Joshua Tree / Salton Sea

Let me tell you about Joshua Tree past midnight. Everyone's asleep in tents that they were smart enough to assemble before dark. Meanwhile, mine is folded up tightly somewhere in the back of my trunk. My headlights create an eerie glow as I travel a long dirt road headed to who knows where? There's a lot of silence behind the piano keys of Helen Jane Long's, The Aviators, playing at low-volume through the speakers of my dusty, two-wheel drive Ford Focus. A lot of, "should I have turned around 5 miles ago?""where am I going?" "am I lost?"
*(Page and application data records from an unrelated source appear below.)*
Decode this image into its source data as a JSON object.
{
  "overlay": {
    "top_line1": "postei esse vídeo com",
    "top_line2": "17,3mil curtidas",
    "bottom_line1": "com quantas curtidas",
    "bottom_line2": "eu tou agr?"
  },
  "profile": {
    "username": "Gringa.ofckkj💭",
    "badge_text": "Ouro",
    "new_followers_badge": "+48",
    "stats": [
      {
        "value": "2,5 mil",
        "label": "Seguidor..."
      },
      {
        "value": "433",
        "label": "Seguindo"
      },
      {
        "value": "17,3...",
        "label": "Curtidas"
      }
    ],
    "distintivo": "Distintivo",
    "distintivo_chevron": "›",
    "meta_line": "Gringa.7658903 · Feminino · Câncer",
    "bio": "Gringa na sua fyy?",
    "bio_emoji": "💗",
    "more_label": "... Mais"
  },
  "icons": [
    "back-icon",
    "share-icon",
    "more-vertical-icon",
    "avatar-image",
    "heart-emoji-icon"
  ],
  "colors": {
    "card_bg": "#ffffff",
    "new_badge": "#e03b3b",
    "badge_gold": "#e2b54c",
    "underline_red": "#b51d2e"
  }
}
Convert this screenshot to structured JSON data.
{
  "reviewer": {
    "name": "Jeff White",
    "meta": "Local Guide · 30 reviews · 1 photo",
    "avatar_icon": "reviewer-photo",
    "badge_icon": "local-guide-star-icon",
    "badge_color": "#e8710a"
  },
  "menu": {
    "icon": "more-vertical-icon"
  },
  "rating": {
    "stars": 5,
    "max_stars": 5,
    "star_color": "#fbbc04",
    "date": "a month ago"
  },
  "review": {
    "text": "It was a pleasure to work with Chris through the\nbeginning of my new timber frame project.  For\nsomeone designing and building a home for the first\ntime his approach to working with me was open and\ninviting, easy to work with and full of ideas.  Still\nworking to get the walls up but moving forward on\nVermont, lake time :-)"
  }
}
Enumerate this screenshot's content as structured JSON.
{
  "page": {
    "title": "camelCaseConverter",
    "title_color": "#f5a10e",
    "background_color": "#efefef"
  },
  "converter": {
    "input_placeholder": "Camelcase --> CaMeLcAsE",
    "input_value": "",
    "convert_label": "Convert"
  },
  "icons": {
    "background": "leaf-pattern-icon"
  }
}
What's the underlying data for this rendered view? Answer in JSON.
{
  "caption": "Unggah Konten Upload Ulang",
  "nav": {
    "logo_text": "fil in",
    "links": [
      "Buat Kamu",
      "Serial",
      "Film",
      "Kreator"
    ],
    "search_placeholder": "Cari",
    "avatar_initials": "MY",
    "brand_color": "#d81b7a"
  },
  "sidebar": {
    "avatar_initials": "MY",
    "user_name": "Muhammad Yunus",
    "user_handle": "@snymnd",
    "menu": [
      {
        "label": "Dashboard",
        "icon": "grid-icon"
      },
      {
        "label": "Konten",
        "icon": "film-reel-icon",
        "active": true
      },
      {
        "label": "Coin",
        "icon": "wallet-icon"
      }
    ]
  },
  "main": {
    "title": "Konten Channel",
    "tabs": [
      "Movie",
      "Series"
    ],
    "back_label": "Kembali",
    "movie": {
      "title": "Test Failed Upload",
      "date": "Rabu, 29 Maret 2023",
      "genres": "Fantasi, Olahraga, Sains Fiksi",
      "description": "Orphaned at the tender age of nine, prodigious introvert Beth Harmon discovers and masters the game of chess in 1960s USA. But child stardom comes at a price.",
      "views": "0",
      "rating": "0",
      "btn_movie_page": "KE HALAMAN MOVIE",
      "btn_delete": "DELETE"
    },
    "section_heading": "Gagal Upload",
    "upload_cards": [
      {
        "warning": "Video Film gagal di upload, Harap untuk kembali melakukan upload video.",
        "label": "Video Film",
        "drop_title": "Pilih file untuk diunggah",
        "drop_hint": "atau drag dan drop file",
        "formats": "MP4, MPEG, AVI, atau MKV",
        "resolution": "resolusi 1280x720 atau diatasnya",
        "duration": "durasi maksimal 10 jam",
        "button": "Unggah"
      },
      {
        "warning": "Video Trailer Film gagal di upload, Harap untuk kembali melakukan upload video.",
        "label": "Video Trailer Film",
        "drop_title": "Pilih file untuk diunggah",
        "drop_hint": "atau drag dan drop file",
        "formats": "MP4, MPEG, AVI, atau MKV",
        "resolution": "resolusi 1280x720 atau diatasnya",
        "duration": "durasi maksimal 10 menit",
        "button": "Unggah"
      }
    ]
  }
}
I breath into the parts of me that feel like they're being squeezed by fists. Fight anxiety with adrenaline and remember that I am cool, I am calm, I am unbreakable. Bandage me up like strangers who maybe, might have known each other in another life. A kinder life.

My tires roll up to campsite #1: FULL. Campsite #2: RESERVATION REQUIRED. Campsite #3: Open. Open with the perfect spot hidden between two piles of rocks and shrubs. Under the starlight at 1 a.m., two silent campers assemble a tent against the force of 30 mph winds. With a few hours till' sunrise, a victory shot of whiskey and well-deserved sleep carried me into morning.

In just 48 hours, I learned a lot of things. Here are some of them:

1. It's possible to get through a day of adventuring after drinking only one cup of cold coffee.
2. The Salon Sea doesn't smell nearly as bad as I thought it would.
3. Religious or not, Salvation Mountain is an astounding work of art made entirely of adobe clay and donated paint; it's entirely worth the off-the-grid drive into Slab City.
4. You don't always need a plan. Sometimes, things just have a way of working themselves out.

If I've learned anything after twenty-two years, it's that there is importance in uncertainty. Sometimes you have to travel down a long, rocky road to find a locked gate you just can't get past. You have no choice but to  turn yourself around and start over again. What matters most is how you turn yourself around.

Life is a kaleidoscope. It seems like we are eternally switching into different combinations of light passing through a rolling cylinder. We are forever changing patterns and mosaics that reflect who were once were and who we are today. We are all just strangers trying to make beautiful things out of the good moments. We are all one ray of light. Our moment is now.


No comments

Post a Comment

© A Little Baker
Maira Gall